If we look at what happened last week, approximately 21% more silver was sold short on the Comex than was actually mined in those 5 days. The Comex open interest increase in gold was about 88% of all the gold mined those five days.
When comparing how much gold and silver were sold short than was actually mined, it only takes logic to conclude that it was paper selling that stopped gold and silver’s price advance last week. And these results are only for the Comex, which is generally said to represent just 10% of paper derivative trading in silver and gold.
Clearly, the paper sellers were out in full force last week. They were trying to keep gold and silver prices capped. Nevertheless, from Monday to Friday’s close, gold rose 1.6% while silver jumped 2.1%. But these shorts turned the tide in their favor early this morning.

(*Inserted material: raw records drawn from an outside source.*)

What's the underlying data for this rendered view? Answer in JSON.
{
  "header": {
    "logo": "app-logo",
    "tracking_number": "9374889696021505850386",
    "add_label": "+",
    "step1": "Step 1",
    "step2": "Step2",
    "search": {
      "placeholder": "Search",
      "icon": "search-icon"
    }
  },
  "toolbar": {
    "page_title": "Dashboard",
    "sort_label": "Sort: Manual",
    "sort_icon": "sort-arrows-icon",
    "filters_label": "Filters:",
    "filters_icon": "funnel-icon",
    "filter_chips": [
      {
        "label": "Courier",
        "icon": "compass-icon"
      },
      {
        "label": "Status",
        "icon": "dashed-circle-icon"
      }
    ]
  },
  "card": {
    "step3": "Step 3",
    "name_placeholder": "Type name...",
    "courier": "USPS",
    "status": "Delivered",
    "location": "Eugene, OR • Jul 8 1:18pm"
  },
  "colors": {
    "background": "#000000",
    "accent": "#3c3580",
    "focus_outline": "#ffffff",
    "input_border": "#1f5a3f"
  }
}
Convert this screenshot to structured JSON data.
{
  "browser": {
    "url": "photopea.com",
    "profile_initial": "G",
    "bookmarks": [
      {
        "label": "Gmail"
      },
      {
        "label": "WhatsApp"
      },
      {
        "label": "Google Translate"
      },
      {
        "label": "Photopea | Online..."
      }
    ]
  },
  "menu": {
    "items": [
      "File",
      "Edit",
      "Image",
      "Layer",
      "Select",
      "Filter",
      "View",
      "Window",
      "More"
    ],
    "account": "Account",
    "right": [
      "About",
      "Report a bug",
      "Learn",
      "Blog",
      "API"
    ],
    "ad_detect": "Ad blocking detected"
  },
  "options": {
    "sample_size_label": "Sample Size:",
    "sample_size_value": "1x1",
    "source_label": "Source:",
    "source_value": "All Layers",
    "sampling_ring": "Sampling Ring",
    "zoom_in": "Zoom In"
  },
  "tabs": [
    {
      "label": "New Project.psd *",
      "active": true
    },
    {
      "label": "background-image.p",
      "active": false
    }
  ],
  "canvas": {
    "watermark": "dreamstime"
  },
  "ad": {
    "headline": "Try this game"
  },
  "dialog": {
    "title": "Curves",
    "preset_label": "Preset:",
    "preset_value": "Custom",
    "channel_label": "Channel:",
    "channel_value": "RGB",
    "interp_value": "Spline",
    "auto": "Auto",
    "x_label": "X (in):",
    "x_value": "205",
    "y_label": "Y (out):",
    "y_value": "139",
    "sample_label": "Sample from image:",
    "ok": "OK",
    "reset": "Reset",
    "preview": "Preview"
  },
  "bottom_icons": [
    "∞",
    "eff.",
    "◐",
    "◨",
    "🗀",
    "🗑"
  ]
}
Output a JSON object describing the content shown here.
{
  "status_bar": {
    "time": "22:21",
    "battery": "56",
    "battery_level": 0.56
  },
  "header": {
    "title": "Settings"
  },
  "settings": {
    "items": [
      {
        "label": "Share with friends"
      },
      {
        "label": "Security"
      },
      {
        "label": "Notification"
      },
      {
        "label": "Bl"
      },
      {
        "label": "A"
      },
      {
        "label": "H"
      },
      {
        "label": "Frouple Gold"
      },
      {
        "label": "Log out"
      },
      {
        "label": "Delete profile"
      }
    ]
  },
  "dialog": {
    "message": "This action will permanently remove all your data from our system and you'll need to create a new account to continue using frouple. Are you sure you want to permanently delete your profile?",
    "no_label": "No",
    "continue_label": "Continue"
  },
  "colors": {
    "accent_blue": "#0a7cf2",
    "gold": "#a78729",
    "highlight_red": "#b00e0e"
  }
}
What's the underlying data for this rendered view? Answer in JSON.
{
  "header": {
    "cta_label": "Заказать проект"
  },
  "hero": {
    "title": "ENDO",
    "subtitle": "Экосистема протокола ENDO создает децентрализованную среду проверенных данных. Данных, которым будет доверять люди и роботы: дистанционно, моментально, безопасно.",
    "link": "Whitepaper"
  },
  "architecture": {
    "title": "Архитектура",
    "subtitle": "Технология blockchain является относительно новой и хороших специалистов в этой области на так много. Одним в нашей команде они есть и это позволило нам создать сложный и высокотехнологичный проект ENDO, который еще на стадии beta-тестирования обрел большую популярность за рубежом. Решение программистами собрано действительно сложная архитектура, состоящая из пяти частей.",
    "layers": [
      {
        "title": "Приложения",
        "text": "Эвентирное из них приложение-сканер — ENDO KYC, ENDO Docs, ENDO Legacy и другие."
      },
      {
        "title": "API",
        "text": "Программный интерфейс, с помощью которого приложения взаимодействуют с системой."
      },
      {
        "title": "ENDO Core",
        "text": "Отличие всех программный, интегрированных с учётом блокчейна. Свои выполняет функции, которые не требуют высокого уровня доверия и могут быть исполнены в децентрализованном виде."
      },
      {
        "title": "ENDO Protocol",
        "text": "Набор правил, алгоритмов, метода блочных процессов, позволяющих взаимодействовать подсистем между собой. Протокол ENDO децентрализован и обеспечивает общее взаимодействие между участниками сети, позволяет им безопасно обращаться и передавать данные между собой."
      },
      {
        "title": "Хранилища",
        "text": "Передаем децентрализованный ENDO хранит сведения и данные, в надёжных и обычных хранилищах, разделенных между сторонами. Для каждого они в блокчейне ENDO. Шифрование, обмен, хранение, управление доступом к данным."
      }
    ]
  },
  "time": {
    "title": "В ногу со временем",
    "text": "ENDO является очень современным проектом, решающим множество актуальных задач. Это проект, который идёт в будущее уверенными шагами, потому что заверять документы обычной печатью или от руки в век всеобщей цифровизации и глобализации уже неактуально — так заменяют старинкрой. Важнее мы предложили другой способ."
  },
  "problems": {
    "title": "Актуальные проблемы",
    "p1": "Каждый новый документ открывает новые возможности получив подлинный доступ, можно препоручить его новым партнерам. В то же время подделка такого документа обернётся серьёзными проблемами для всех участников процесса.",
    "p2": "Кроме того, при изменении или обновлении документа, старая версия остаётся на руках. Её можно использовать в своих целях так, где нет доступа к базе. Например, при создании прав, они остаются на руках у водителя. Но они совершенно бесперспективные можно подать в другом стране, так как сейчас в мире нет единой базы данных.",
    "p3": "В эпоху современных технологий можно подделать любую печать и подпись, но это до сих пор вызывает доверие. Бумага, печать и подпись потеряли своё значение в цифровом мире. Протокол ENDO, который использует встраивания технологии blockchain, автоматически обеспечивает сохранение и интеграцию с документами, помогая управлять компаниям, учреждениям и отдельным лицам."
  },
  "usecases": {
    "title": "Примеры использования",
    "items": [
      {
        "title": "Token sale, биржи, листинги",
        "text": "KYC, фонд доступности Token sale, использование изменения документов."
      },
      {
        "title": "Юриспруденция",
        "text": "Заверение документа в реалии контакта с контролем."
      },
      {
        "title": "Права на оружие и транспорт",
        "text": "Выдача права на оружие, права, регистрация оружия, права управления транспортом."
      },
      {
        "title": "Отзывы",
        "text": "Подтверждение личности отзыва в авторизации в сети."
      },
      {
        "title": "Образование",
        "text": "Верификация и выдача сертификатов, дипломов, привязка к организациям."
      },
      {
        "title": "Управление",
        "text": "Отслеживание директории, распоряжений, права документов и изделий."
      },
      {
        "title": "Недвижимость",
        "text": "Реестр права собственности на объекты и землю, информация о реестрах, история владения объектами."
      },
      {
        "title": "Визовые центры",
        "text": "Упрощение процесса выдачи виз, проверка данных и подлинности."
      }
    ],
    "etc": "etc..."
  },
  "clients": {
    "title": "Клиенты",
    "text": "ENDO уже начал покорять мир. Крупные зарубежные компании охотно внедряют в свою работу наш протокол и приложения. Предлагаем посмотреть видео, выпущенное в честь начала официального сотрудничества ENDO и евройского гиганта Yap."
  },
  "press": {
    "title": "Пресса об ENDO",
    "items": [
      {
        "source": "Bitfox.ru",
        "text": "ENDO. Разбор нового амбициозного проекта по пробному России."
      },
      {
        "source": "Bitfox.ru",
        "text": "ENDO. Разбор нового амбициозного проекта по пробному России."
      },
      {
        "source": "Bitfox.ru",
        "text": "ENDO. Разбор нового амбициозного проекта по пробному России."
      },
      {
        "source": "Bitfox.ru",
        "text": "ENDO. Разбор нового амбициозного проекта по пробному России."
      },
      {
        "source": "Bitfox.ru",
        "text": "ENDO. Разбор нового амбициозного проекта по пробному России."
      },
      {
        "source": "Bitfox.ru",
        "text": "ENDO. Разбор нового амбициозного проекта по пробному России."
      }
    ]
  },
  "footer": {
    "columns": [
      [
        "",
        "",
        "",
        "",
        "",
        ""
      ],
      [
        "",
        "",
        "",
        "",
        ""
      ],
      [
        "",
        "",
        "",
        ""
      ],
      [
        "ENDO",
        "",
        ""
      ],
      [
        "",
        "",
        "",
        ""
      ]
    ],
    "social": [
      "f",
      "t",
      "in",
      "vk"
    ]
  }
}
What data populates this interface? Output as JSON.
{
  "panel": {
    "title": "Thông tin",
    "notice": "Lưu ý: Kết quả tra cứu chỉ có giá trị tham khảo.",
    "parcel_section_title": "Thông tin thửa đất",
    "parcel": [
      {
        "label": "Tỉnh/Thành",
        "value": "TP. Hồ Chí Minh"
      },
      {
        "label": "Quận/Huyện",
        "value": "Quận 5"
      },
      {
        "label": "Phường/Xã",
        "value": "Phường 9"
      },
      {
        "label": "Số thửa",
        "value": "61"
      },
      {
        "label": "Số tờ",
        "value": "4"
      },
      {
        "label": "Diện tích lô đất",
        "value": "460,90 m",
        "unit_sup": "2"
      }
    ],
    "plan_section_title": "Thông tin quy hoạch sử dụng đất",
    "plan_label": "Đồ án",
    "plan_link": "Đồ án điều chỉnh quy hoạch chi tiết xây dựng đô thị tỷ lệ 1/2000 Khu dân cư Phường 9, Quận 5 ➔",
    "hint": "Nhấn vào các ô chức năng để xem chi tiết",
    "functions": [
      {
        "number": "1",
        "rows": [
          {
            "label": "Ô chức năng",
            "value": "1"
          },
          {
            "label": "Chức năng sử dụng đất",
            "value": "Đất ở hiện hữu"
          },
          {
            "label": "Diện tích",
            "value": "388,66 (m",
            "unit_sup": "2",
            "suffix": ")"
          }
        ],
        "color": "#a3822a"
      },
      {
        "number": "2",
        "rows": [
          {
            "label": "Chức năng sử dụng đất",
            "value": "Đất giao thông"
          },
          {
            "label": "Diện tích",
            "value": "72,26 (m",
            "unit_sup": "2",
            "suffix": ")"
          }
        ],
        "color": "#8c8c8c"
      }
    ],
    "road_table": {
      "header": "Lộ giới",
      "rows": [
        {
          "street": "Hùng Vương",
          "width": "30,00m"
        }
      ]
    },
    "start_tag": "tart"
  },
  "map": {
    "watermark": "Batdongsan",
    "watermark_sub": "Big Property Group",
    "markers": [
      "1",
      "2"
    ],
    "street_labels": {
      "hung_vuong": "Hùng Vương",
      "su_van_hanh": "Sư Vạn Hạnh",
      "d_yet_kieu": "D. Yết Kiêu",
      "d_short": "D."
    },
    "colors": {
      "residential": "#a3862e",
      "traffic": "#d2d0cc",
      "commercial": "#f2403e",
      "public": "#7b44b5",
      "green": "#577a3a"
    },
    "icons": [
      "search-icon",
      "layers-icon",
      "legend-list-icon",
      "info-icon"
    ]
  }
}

Before Europe opened, the paper sellers were out in full force painting the tape with short selling during the most illiquid time of the day. By the time the metals opened for trading in New York, the spec longs were ready to be flushed out. Also, because precious metal prices today broke below their short-term moving averages, the black-box proprietary traders had to flip their positions from long to short. The selling pressure on gold and silver prices was relentless.
- Source, James Turk via King World News